Color, Tonality, and Synaesthesia

By Jack Howell

The most basic spectrum when discussing color in music is from dark to bright. A musical tone that is heavy in the fundamental pitch and lower harmonics and lacking in higher harmonics will usually be called “dark,” while a tone that is abundant (or perhaps overabundant) in higher harmonics and less balanced with lower harmonics will be called “bright.” This spectrum applies to each instrument; a generally low-pitched instrument like a trombone can play with a bright sound, and a generally high-pitched instrument like a violin can play with a dark sound. It might seem straightforward, but sooner or later we run into the fundamental unsharability of human experience. It is not uncommon for musicians to disagree on the color of a tone, a little like people arguing about whether a shirt is pink or purple.

Musical tonalities also can be said to be dark or bright. Major keys (especially C major) are generally considered bright, while minor keys are, naturally, dark. D minor, perhaps the darkest. Mozart chose D minor for his Requiem, for the Queen of the Nightaria in The Magic Flute, and for Don Giovanni, his darkest opera. Schubert chose D minor for his Death and the MaidenQuartet, and Beethoven for his Ninth and final Symphony. Which caused Bruckner some concern in writing his own Ninth (and final) Symphony, but D minor it was, and he devoted the last 18 months of his life to writing it, adding one more data point to D minor’s reputation as the “key of death.”
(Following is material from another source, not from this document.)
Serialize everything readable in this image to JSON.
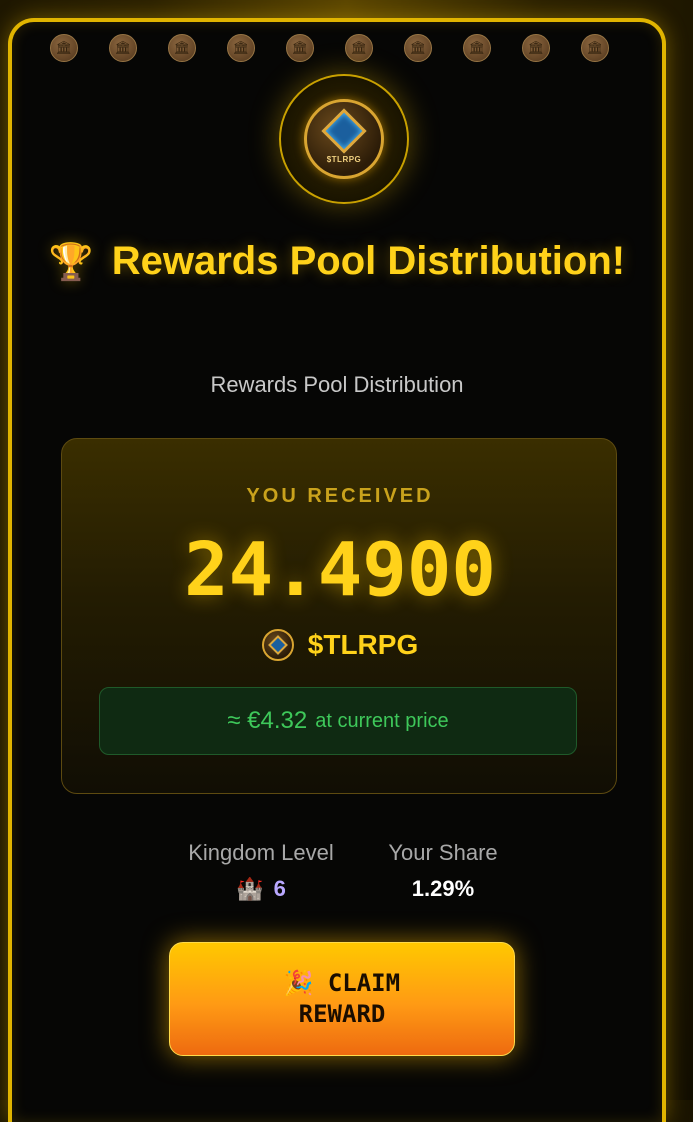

Moving beyond dark and bright, however, we come to the fascinating phenomena of synaesthesia, where a person experiences secondary stimulation of a sensory or cognitive pathway when a primary pathway is stimulated. There are people who literally experience music as color (chromesthesia); individual notes have colors, harmonies have more complex colors. While the phenomenon is well represented in medical literature, beginning with a 1690 account by John Locke of a blind man who experienced the color scarlet when he heard a trumpet, it seems difficult to study, due to the extreme diversity of ways in which different senses can be associated. One person with chromesthesia might experience explicit visual stimulation when hearing music, reporting colored firework-like flashes or showers of color, or colored lines like an oscilliscope, while another might report a strong sense of a color, but not actual visual impingement. Very few synesthetes regard the phenomena as a problem, and many are highly creative.
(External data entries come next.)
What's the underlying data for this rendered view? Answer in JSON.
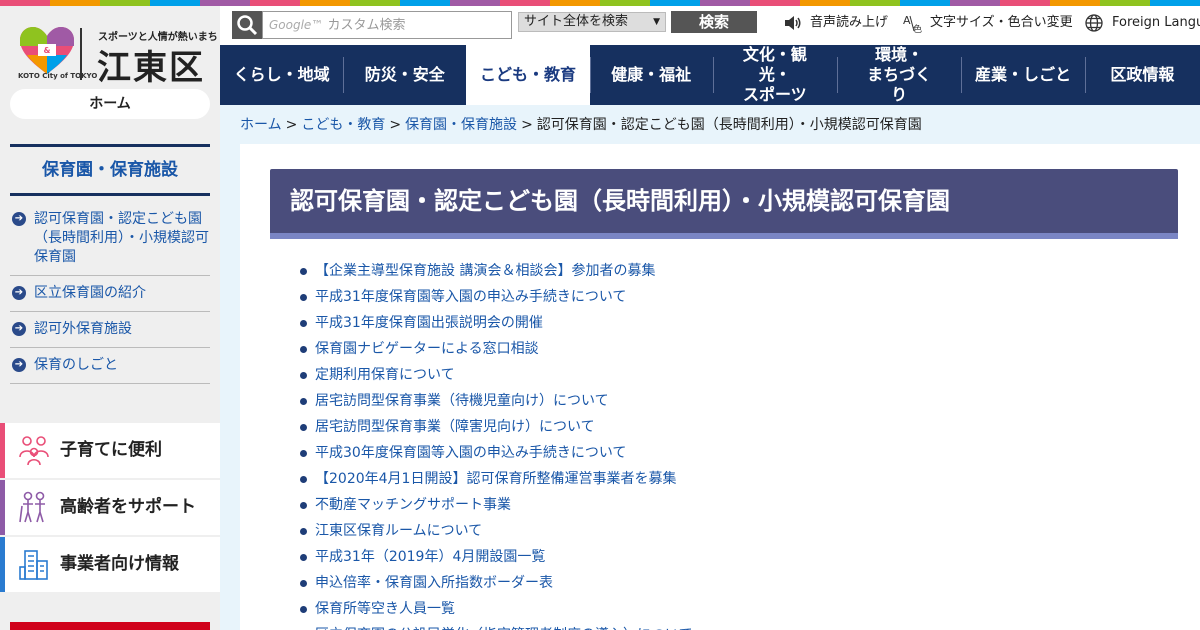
{
  "top_strip_colors": [
    "#e94e77",
    "#f39800",
    "#8fc31f",
    "#00a0e9",
    "#a05aa5",
    "#e94e77",
    "#f39800",
    "#8fc31f",
    "#00a0e9",
    "#a05aa5",
    "#e94e77",
    "#f39800",
    "#8fc31f",
    "#00a0e9",
    "#a05aa5",
    "#e94e77",
    "#f39800",
    "#8fc31f",
    "#00a0e9",
    "#a05aa5",
    "#e94e77",
    "#f39800",
    "#8fc31f",
    "#00a0e9"
  ],
  "logo": {
    "tagline": "スポーツと人情が熱いまち",
    "ward_name": "江東区",
    "sub": "KOTO City of TOKYO"
  },
  "home_button": "ホーム",
  "sidebar": {
    "section_title": "保育園・保育施設",
    "items": [
      {
        "label": "認可保育園・認定こども園（長時間利用）・小規模認可保育園",
        "icon": "arrow-right-circle-icon"
      },
      {
        "label": "区立保育園の紹介",
        "icon": "arrow-right-circle-icon"
      },
      {
        "label": "認可外保育施設",
        "icon": "arrow-right-circle-icon"
      },
      {
        "label": "保育のしごと",
        "icon": "arrow-right-circle-icon"
      }
    ],
    "features": [
      {
        "label": "子育てに便利",
        "icon": "family-icon",
        "color": "#e94e77"
      },
      {
        "label": "高齢者をサポート",
        "icon": "elderly-icon",
        "color": "#8e5ba7"
      },
      {
        "label": "事業者向け情報",
        "icon": "building-icon",
        "color": "#2a7bd0"
      }
    ]
  },
  "header": {
    "search_placeholder": "カスタム検索",
    "search_brand": "Google™",
    "scope": "サイト全体を検索",
    "search_button": "検索",
    "speech": "音声読み上げ",
    "text_size": "文字サイズ・色合い変更",
    "foreign": "Foreign Language"
  },
  "nav": [
    {
      "label": "くらし・地域",
      "active": false
    },
    {
      "label": "防災・安全",
      "active": false
    },
    {
      "label": "こども・教育",
      "active": true
    },
    {
      "label": "健康・福祉",
      "active": false
    },
    {
      "label": "文化・観光・スポーツ",
      "active": false
    },
    {
      "label": "環境・まちづくり",
      "active": false
    },
    {
      "label": "産業・しごと",
      "active": false
    },
    {
      "label": "区政情報",
      "active": false
    }
  ],
  "breadcrumb": {
    "home": "ホーム",
    "level1": "こども・教育",
    "level2": "保育園・保育施設",
    "current": "認可保育園・認定こども園（長時間利用）・小規模認可保育園",
    "separator": ">"
  },
  "page_title": "認可保育園・認定こども園（長時間利用）・小規模認可保育園",
  "links": [
    "【企業主導型保育施設 講演会＆相談会】参加者の募集",
    "平成31年度保育園等入園の申込み手続きについて",
    "平成31年度保育園出張説明会の開催",
    "保育園ナビゲーターによる窓口相談",
    "定期利用保育について",
    "居宅訪問型保育事業（待機児童向け）について",
    "居宅訪問型保育事業（障害児向け）について",
    "平成30年度保育園等入園の申込み手続きについて",
    "【2020年4月1日開設】認可保育所整備運営事業者を募集",
    "不動産マッチングサポート事業",
    "江東区保育ルームについて",
    "平成31年（2019年）4月開設園一覧",
    "申込倍率・保育園入所指数ボーダー表",
    "保育所等空き人員一覧",
    "区立保育園の公設民営化（指定管理者制度の導入）について"
  ]
}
One of the most explicit synesthete composers was Olivier Messiaen, who wrote a Treatise of Rhythm, Colour and Birdsongwhich detailed the colors of various chords, and stated that he composed by combining these colors as a painter would. A particularly detailed description of a harmony from the Treatise: “. . . blue-violet rocks, speckled with little grey cubes, cobalt blue, deep Prussian blue, highlighted by a bit of violet-purple, gold, red, ruby, and stars of mauve, black and white. Blue-violet is dominant.” Leonard Bernstein and Jean Sibelius were both synesthetes, and Franz Liszt and Nicolai Rimsky-Korsakov are said to have disagreed publicly on the color of different keys. Alexander Scriabin was also synesthetic.

The PSO will play Scribiabin’s Poem of Ecstasy,  along with Rachmaninoff’s second piano concerto, January 11th, 12th, and 13th.